#### Work required:
Every line in the following data that has "label" counts toward the total; state that total alone.

Records from a data source:
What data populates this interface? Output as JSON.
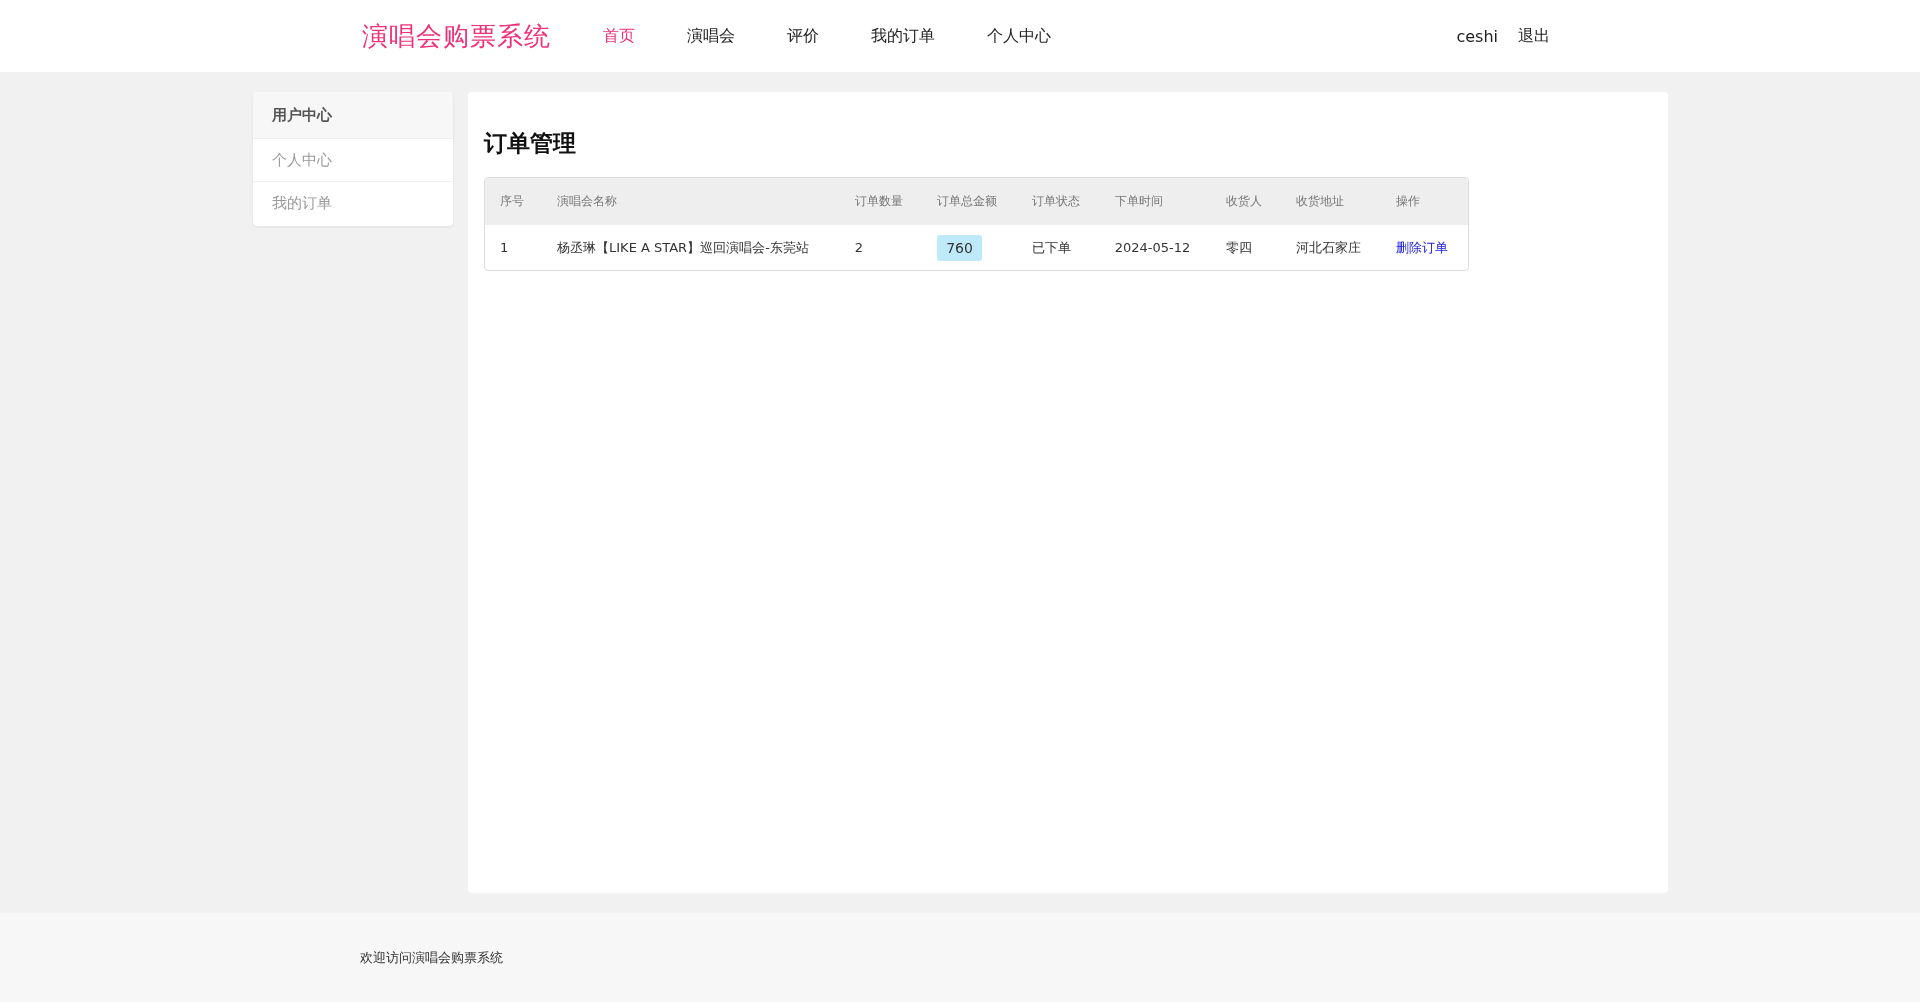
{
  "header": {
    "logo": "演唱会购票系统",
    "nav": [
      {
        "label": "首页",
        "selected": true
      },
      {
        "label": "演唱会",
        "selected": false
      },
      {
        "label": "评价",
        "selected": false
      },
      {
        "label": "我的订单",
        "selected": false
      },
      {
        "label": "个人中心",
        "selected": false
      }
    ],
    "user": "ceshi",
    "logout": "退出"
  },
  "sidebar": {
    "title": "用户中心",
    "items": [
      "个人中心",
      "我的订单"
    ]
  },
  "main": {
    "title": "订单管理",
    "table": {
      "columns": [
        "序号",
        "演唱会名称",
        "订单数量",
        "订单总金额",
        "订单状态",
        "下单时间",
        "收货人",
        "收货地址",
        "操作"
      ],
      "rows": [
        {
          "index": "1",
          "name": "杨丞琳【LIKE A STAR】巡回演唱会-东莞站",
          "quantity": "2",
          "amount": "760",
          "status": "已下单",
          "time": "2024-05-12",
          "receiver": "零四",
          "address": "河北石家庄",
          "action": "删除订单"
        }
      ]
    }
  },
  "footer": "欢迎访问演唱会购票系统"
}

#### Output:
5